WASHINGTON — He waged a very personal war on cancer and won — and now a 12-year-old middle schooler from Bethesda is taking his fight nationwide.
Ryan Darby was diagnosed with acute lymphoblastic leukemia when he was 6 years old. He endured three-and-a-half years of treatment that he describes as “pretty horrible.”
There were good days and bad, but there was always hope, and through it all, Darby was determined to become cancer free.
“Cancer has made me who I am — it formed me intro what I am today,” he says with the voice of a child and the poise of an adult.
His doctors at the MedStar Georgetown University Hospital were so impressed with his resolve that they urged the Darby family to consider applying for a big honor: the national youth ambassador’s program run by Hyundai Hope on Wheels — a nonprofit organization that funds pediatric research programs around the country.
At first — fresh from treatment — Ryan declined to even apply. But a few years out from the grind of chemotherapy, he had a change of heart and impressed the people that run Hope on Wheels so much that he was chosen in a nationwide competition.
“I am going to be going around the country raising awareness of childhood cancer and raising money for research,” says Darby, who along with 12-year-old Hannah Adams from Jacksonville, Florida, will be spreading the message over the next two years.
They actually will have two jobs: reminding adults of the perils of pediatric cancer, and reaching out to kids still in treatment.
“I am going to convince them that they can beat cancer just like I did,” says Darby, who adds, “I love letting them know there is someone else who is fighting for them”
The two-year travel commitment will be challenging for his family, but it will be nothing compared to Darby’s more than three years of chemotherapy.
Dad Chris Darby speaks with pride when asked about his son and all he has accomplished.
“Cancer picked the wrong kid,” he says, remembering his son’s long battle against the disease.
And even though there will be a lot of schedule juggling in the next couple years, Darby, his dad and his mom — Mollie Darby — all say they would not miss it for the world.

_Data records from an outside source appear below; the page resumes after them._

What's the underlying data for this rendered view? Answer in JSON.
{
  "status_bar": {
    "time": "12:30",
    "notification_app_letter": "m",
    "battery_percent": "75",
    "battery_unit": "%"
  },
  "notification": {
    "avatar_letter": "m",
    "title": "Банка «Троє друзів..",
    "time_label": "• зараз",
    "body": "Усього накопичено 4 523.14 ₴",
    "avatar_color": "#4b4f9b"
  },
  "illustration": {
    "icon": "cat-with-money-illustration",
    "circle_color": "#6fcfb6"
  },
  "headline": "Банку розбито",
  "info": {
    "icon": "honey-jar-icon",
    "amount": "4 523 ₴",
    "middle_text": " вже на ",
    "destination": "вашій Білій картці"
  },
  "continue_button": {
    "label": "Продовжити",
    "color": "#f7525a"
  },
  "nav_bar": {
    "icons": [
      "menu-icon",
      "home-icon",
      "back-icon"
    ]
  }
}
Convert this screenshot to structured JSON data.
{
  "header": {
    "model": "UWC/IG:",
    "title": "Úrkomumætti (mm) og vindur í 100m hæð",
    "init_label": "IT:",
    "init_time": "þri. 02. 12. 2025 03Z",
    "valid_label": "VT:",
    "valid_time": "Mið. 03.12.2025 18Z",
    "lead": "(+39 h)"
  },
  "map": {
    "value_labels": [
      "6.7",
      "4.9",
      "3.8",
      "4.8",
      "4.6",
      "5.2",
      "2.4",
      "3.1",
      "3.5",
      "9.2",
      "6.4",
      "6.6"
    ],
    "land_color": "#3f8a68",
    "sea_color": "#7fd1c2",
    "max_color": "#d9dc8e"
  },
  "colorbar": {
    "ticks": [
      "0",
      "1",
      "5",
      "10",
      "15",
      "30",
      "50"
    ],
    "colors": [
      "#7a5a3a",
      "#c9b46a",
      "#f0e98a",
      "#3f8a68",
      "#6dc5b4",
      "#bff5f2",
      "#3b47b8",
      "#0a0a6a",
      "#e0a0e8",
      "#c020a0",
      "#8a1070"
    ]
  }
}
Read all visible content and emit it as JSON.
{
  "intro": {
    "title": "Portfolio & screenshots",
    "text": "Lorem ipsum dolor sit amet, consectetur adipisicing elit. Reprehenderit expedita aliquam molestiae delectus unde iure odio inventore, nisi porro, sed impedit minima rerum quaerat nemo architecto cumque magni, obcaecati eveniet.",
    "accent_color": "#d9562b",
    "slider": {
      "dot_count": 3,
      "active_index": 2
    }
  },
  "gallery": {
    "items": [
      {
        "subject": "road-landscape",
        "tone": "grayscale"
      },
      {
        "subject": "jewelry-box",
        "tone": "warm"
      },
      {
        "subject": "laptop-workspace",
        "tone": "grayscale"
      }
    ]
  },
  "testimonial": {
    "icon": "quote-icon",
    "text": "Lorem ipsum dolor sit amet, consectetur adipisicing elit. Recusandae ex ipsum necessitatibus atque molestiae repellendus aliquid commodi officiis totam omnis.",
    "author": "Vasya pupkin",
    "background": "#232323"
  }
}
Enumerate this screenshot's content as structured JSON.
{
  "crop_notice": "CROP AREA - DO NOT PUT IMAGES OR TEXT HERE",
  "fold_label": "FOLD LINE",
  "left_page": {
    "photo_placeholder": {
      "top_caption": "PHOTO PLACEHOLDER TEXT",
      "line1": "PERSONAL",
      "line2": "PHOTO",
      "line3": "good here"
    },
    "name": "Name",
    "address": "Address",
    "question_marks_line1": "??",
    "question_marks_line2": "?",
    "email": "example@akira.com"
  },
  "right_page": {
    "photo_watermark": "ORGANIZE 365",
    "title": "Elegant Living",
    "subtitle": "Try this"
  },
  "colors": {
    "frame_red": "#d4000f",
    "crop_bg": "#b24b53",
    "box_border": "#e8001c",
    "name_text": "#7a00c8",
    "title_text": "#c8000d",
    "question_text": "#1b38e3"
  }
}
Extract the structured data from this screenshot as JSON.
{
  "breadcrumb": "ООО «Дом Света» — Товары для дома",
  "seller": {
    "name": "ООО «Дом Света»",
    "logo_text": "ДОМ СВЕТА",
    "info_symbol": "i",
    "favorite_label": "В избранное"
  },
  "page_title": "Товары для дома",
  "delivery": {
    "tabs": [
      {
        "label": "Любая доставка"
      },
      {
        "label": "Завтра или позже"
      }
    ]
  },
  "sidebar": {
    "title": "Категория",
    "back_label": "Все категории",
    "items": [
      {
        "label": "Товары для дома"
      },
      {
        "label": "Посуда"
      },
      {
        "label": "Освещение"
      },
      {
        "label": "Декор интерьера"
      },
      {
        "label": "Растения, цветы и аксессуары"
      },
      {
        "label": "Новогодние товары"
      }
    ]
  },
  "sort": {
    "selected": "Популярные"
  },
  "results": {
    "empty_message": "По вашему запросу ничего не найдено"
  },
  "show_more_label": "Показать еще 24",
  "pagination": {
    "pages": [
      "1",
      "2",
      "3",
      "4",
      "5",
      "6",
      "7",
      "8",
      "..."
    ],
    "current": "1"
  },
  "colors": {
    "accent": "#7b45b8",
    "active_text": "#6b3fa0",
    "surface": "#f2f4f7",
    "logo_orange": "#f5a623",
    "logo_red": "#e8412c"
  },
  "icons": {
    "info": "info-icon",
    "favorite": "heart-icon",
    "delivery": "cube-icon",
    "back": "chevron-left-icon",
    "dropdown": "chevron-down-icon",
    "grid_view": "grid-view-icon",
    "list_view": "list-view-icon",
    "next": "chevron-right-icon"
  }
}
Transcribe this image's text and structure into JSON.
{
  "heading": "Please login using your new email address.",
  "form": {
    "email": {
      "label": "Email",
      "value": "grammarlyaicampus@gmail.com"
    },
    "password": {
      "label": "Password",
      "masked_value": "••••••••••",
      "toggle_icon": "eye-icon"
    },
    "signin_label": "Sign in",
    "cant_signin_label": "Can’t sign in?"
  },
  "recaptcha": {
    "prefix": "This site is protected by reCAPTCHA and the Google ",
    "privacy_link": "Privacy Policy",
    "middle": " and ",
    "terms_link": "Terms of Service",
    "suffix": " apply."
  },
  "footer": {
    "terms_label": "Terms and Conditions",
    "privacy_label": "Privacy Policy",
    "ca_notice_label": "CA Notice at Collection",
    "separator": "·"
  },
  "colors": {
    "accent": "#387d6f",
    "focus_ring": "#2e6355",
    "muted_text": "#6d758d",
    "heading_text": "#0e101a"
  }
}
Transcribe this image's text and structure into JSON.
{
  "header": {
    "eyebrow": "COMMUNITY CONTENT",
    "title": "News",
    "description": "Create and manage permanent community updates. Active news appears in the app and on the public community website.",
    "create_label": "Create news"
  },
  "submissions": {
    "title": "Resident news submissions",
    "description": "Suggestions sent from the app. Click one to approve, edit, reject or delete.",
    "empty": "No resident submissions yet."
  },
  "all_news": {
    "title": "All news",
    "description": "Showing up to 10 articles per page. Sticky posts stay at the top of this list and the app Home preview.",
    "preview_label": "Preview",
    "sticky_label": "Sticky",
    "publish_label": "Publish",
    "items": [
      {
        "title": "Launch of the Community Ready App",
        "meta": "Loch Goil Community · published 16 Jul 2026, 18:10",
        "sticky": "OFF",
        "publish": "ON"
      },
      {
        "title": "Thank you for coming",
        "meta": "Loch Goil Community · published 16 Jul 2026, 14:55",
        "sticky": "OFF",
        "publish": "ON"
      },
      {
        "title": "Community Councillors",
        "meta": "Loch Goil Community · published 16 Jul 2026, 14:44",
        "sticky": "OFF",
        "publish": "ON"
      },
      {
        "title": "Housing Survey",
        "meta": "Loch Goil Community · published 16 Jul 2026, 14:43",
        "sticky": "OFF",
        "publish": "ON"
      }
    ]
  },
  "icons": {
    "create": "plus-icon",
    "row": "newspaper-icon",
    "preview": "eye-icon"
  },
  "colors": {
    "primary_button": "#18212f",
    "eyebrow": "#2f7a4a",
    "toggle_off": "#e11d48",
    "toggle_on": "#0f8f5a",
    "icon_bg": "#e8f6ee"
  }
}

Chris Darby says they are all guided by his child’s firm belief that no child should die from cancer. He gives his son a knowing smile and says. “let’s beat it like he did.”